For the second time in two weeks, we have a genre thriller starring a veteran actor who plays it oh so straight and carries the day, even as the events around him become increasingly implausible to the point of daring the audience to chuckle. But for the second time in two weeks, I can’t pretend the checklist of cliches didn’t tickle me, and I was greatly entertained by the terrific performances from the ensemble cast of familiar movie actors and faces from hit TV shows.
The genre this time around is the hijacking thriller, with nearly all of the action taking place on a nonstop flight from New York to London.
Liam Neeson aka Liam the Great continues his late middle-aged run as the baddest action hero on the planet. He’s federal air marshal Bill Marks, who sits in his vehicle at the airport, slugs down some whiskey and gets lost in his own thoughts as he gazes at a photo of a young girl, presumably his daughter. Yup, that’s just the kind of guy you want carrying a badge and a gun on an international flight.
Director Jaume Collet-Serra does a nimble job of introducing us to the varied cast of characters on the plane, keeping us guessing as to whether their knowing glances or whispered conversations mean they’re good guys or potential terrorists. And what an eclectic, fascinating bunch it is!
The flight attendants are played by Lupita Nyong’o, Oscar nominated for “12 Years A Slave,” and Michelle Dockery, best known as Lady Mary on “Downton Abbey.” How awesome is it to see Lady Mary, I mean Nancy the flight attendant, serving chamomile tea to a passenger, and sucking at it?
A few hours after takeoff, Bill starts receiving messages on what is supposed to be a secure line. Someone claiming to be on board says he’ll kill a passenger every
20 minutes if Bill doesn’t do exactly what he says.
Here we go.
Sprinkled among the passengers whose only job is to pretend to be asleep during the quiet scenes and panic when all hell breaks loose, we have: Julianne Moore as a mysterious woman who avoids questions about what she does and angles for a seat next to Bill on the plane; Corey Stoll from the Netflix series “House of Cards” as a New York cop; Omar Metwally as Dr. Fahim Nasir, whose very appearance arouses the suspicions of some of the passengers; Anson Mount as a second air marshal on the flight who’s behaving erratically, and about a half dozen other characters who might be sending Bill those threatening messages.

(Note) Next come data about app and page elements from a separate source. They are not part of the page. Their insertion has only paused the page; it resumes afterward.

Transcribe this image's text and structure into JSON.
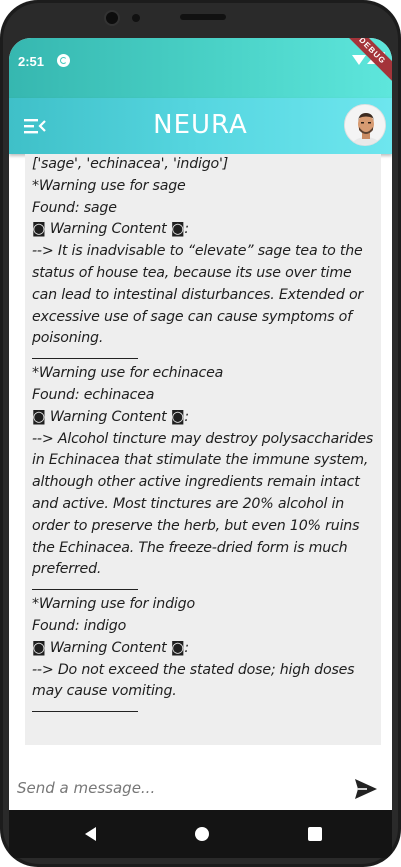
{
  "status_bar": {
    "time": "2:51",
    "sync_icon": "sync-icon",
    "wifi_icon": "wifi-icon",
    "signal_icon": "signal-icon",
    "battery_icon": "battery-icon",
    "debug_banner": "DEBUG"
  },
  "app_bar": {
    "menu_icon": "menu-collapse-icon",
    "title": "NEURA",
    "avatar": "user-avatar"
  },
  "chat": {
    "lines": [
      "['sage', 'echinacea', 'indigo']",
      "*Warning use for sage",
      "Found: sage",
      "◙ Warning Content ◙:",
      "--> It is inadvisable to “elevate” sage tea to the",
      "status of house tea, because its use over time",
      "can lead to intestinal disturbances.  Extended or",
      "excessive use of sage can cause symptoms of",
      "poisoning.",
      "*Warning use for echinacea",
      "Found: echinacea",
      "◙ Warning Content ◙:",
      "--> Alcohol tincture may destroy polysaccharides",
      "in Echinacea that stimulate the immune system,",
      "although other active ingredients remain intact",
      "and active. Most tinctures are 20% alcohol in",
      "order to preserve the herb, but even 10% ruins",
      "the Echinacea. The freeze-dried form is much",
      "preferred.",
      "*Warning use for indigo",
      "Found: indigo",
      "◙ Warning Content ◙:",
      "--> Do not exceed the stated dose; high doses",
      "may cause vomiting."
    ]
  },
  "input": {
    "placeholder": "Send a message...",
    "value": "",
    "send_icon": "send-icon"
  },
  "nav_bar": {
    "back_icon": "back-icon",
    "home_icon": "home-icon",
    "recents_icon": "recents-icon"
  },
  "colors": {
    "accent_start": "#36b7b0",
    "accent_end": "#6ee6ee",
    "chat_background": "#eeeeee",
    "debug_ribbon": "#a4343a"
  }
}
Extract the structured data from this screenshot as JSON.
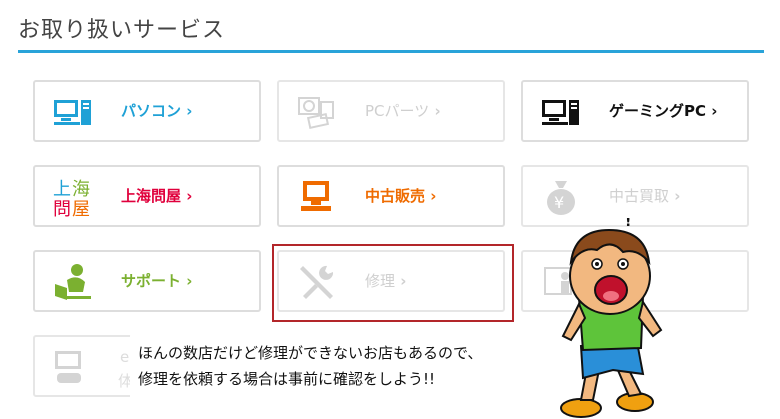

The screenplay (credited to a multitude of writers) at times goes for shameless sentimentality especially in the scenes involving a little girl who reminds Bill of his daughter. But there are also some pretty nifty plot twists, many of them dependent on the 21st century technology that would allow somebody on board a plane to take an iPhone video of a man waving a gun and send it to a New York TV station. (And here I’m happy if my Gogo in-flight Internet connection is solid enough for me catch up on my emails.)
Moore is her usual wonderful self as Bill’s seatmate, whose either his best ally or his worst enemy. Dockery at least has something resembling a character to play, whereas Nyong’o has about six lines, most of them variations on, “What is HAPPENING?”
There’s a good measure of comedic relief doled out between the action sequences, e.g., Neeson coming up with an ingenious plan to placate the passengers when they’re on the verge of a rebellion. This is a movie that knows it’s not to be taken too seriously.
We believe even a 60-ish, alcoholic, emotionally troubled Neeson can whip bad guys half his age at hand-to-hand combat. He’s Liam Neeson. He took on all those wolves in “The Grey.” He gives great telephone when Eurotrash villains kidnap his family members in the “Taken” movies. He’s not to be messed with.
Following a flight plan similar to “Air Force One,” “Passenger 57,” “Die Hard 2” and “Executive Decision,” this is yet another hijack movie in which the setup, the guessing game and the mid-movie action sequences are better than the payoff.
In the last 20 minutes or so, “Non-Stop” veers from the unlikely to the “Oh come on!” to “You’ve got to be kidding me.”
One thing’s for sure. They’re never going to show this movie on a real New York-to-London flight.
But it’d be fun to watch the passengers’ reaction if they did.